It's not hard to see why Ovum characterised Microsoft's fourth-quarter and full-year results as dismal.
Gross revenues were down 17 percent and 3 percent respectively. And net income was down 29 percent and 18 percent. Only stringent cost-cutting - including the first-ever layoffs at Microsoft - prevented even worse results, according to Ovum research director Warren Wilson.
He reckons that a wave of new products from Microsoft could see its position improve later this year. To me, that's a convincing argument. After all, multiple products are set to be replaced in a relatively short timeframe.
Windows 7 isn't far away. Apart from the upgrade business, a successful debut for the new operating system could release pent-up demand for new hardware. If customers had decided against switching to Vista, there were no compelling reasons for replacing PCs or notebooks across the board.
Clearly, non-consumer customers will still need to come up with a viable business case for hardware or software upgrades, but the Windows 7 release candidate is apparently being received with an enthusiasm that Vista never manages to attract. Getting past Vista removes a significant obstacle to upgrades.
Windows Server 2008 R2 will ship around the same time. New virtualisation and management features could spark renewed interest - especially as virtualisation is seen as a significant factor in reducing IT costs and energy consumption.
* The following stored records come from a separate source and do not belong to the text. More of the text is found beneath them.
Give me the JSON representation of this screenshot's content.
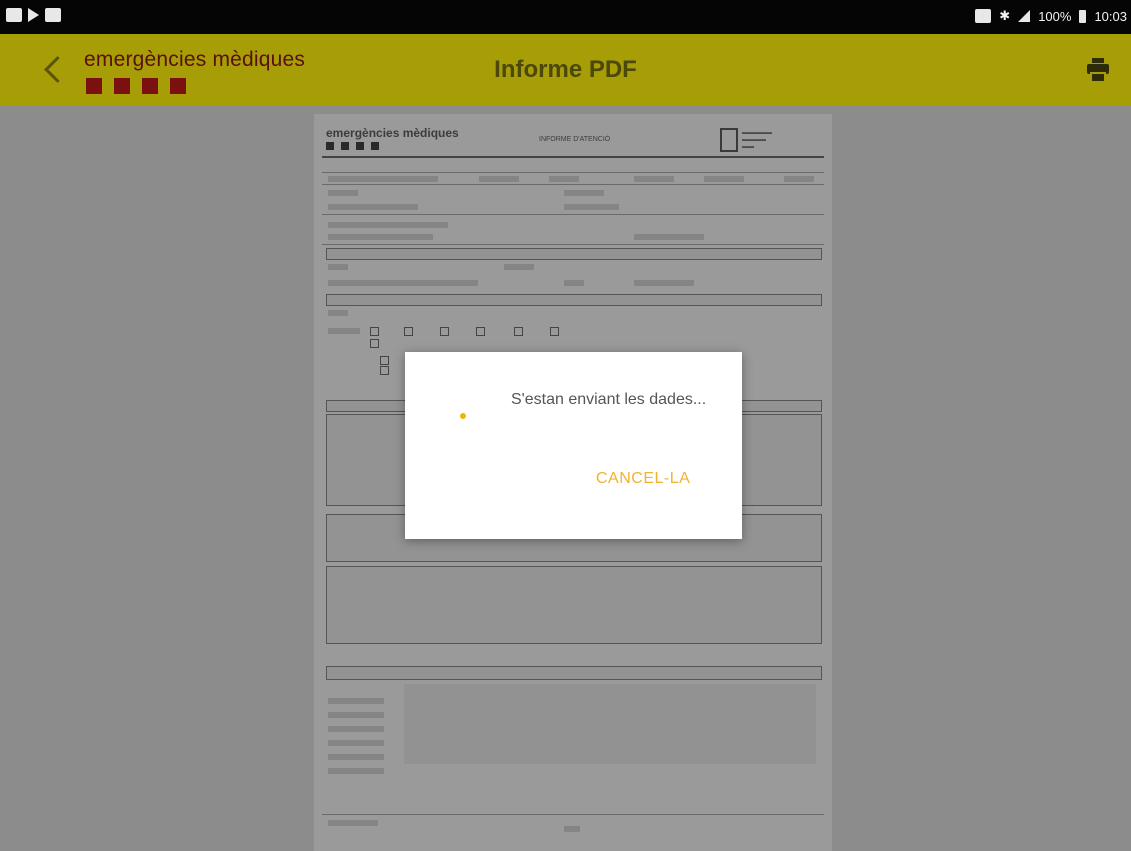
{
  "status_bar": {
    "battery_percent": "100%",
    "time": "10:03",
    "left_icons": [
      "image-icon",
      "play-icon",
      "notification-icon"
    ],
    "right_icons": [
      "cast-icon",
      "bluetooth-icon",
      "wifi-icon",
      "signal-icon",
      "battery-icon"
    ]
  },
  "app_bar": {
    "back_icon": "chevron-left-icon",
    "brand_name": "emergències mèdiques",
    "title": "Informe PDF",
    "print_icon": "print-icon",
    "colors": {
      "bar": "#a79d06",
      "brand": "#7a1010"
    }
  },
  "pdf": {
    "brand": "emergències mèdiques",
    "report_title": "INFORME D'ATENCIÓ"
  },
  "dialog": {
    "message": "S'estan enviant les dades...",
    "cancel_label": "CANCEL-LA",
    "accent_color": "#f1b233"
  }
}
What else is ahead? Please read on.
2010 will see other significant releases, including Windows Mobile, SharePoint Server, Exchange Server, and Office 2010.
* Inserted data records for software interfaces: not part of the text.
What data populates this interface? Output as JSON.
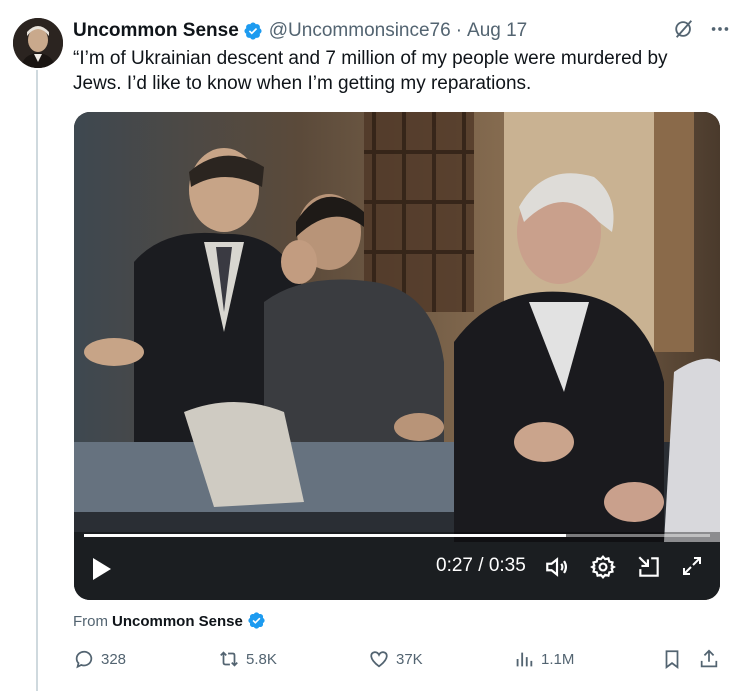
{
  "author": {
    "display_name": "Uncommon Sense",
    "handle": "@Uncommonsince76",
    "separator": "·",
    "date": "Aug 17"
  },
  "tweet": {
    "text": "“I’m of Ukrainian descent and 7 million of my people were murdered by Jews. I’d like to know when I’m getting my reparations."
  },
  "video": {
    "time": "0:27 / 0:35",
    "progress": 0.77
  },
  "from": {
    "label": "From",
    "name": "Uncommon Sense"
  },
  "actions": {
    "replies": "328",
    "reposts": "5.8K",
    "likes": "37K",
    "views": "1.1M"
  },
  "colors": {
    "verified": "#1d9bf0",
    "text": "#0f1419",
    "muted": "#536471"
  },
  "icons": [
    "grok-icon",
    "more-icon",
    "play-icon",
    "volume-icon",
    "settings-icon",
    "minimize-icon",
    "fullscreen-icon",
    "reply-icon",
    "repost-icon",
    "like-icon",
    "views-icon",
    "bookmark-icon",
    "share-icon"
  ]
}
He doesn't think everything is rosy for Microsoft, pointing to the way Zune and Xbox are also-rans, and the relative success of Linux on netbooks (10 percent, according to Wilson).
While I generally agree with his perspective, I think he is being a bit optimistic in saying that "the most recent quarter will mark the low point for Microsoft, after which it will ride out the rest of the recession".
I can see no real reason to expect the current quarter to be better than the last. I think Wilson's reference to "several months of bumping along the bottom" is more accurate, at least until the new products start to flow.
Continued cost cutting may help profitability, but revenue growth - especially for the business division - is what's really needed. With new versions of multiple products looming, surely buyers will remain on the sidelines as much as possible to avoid the extra costs associated with upgrading operating systems and applications soon after initial deployment.
No doubt Microsoft will be hoping I'm wrong and Warren Wilson is right. And that its proposed settlement with the European Commission will ward off the threat of another billion dollars or so in fines.